_EXERCISE_.
Below are records. Return each one exactly as written.

_AVAILABLE RECORDS_.
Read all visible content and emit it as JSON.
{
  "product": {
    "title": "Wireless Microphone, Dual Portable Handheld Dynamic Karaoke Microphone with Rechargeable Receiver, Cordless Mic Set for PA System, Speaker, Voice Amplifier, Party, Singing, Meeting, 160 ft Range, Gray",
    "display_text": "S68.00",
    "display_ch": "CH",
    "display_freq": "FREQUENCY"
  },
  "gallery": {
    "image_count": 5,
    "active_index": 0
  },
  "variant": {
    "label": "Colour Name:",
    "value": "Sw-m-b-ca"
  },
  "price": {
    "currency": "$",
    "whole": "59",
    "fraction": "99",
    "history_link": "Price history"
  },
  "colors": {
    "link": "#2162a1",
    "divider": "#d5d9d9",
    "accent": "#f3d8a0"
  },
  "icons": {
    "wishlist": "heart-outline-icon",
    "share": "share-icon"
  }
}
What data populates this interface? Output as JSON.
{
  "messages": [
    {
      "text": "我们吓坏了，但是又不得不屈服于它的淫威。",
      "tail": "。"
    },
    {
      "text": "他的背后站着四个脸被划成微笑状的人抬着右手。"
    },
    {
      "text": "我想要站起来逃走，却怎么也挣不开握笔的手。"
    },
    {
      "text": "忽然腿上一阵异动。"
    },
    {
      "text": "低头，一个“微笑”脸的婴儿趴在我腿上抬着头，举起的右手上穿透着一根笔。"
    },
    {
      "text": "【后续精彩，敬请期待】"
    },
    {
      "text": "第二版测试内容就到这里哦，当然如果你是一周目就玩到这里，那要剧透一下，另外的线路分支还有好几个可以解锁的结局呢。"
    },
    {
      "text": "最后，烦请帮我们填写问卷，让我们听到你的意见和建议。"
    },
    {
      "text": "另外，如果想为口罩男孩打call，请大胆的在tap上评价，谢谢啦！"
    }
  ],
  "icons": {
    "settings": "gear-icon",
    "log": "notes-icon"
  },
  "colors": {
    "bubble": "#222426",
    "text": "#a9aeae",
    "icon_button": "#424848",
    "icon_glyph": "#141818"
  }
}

_YOUR SOLUTION_.
Read all visible content and emit it as JSON.
{
  "product": {
    "title": "Wireless Microphone, Dual Portable Handheld Dynamic Karaoke Microphone with Rechargeable Receiver, Cordless Mic Set for PA System, Speaker, Voice Amplifier, Party, Singing, Meeting, 160 ft Range, Gray",
    "display_text": "S68.00",
    "display_ch": "CH",
    "display_freq": "FREQUENCY"
  },
  "gallery": {
    "image_count": 5,
    "active_index": 0
  },
  "variant": {
    "label": "Colour Name:",
    "value": "Sw-m-b-ca"
  },
  "price": {
    "currency": "$",
    "whole": "59",
    "fraction": "99",
    "history_link": "Price history"
  },
  "colors": {
    "link": "#2162a1",
    "divider": "#d5d9d9",
    "accent": "#f3d8a0"
  },
  "icons": {
    "wishlist": "heart-outline-icon",
    "share": "share-icon"
  }
}
What data populates this interface? Output as JSON.
{
  "messages": [
    {
      "text": "我们吓坏了，但是又不得不屈服于它的淫威。",
      "tail": "。"
    },
    {
      "text": "他的背后站着四个脸被划成微笑状的人抬着右手。"
    },
    {
      "text": "我想要站起来逃走，却怎么也挣不开握笔的手。"
    },
    {
      "text": "忽然腿上一阵异动。"
    },
    {
      "text": "低头，一个“微笑”脸的婴儿趴在我腿上抬着头，举起的右手上穿透着一根笔。"
    },
    {
      "text": "【后续精彩，敬请期待】"
    },
    {
      "text": "第二版测试内容就到这里哦，当然如果你是一周目就玩到这里，那要剧透一下，另外的线路分支还有好几个可以解锁的结局呢。"
    },
    {
      "text": "最后，烦请帮我们填写问卷，让我们听到你的意见和建议。"
    },
    {
      "text": "另外，如果想为口罩男孩打call，请大胆的在tap上评价，谢谢啦！"
    }
  ],
  "icons": {
    "settings": "gear-icon",
    "log": "notes-icon"
  },
  "colors": {
    "bubble": "#222426",
    "text": "#a9aeae",
    "icon_button": "#424848",
    "icon_glyph": "#141818"
  }
}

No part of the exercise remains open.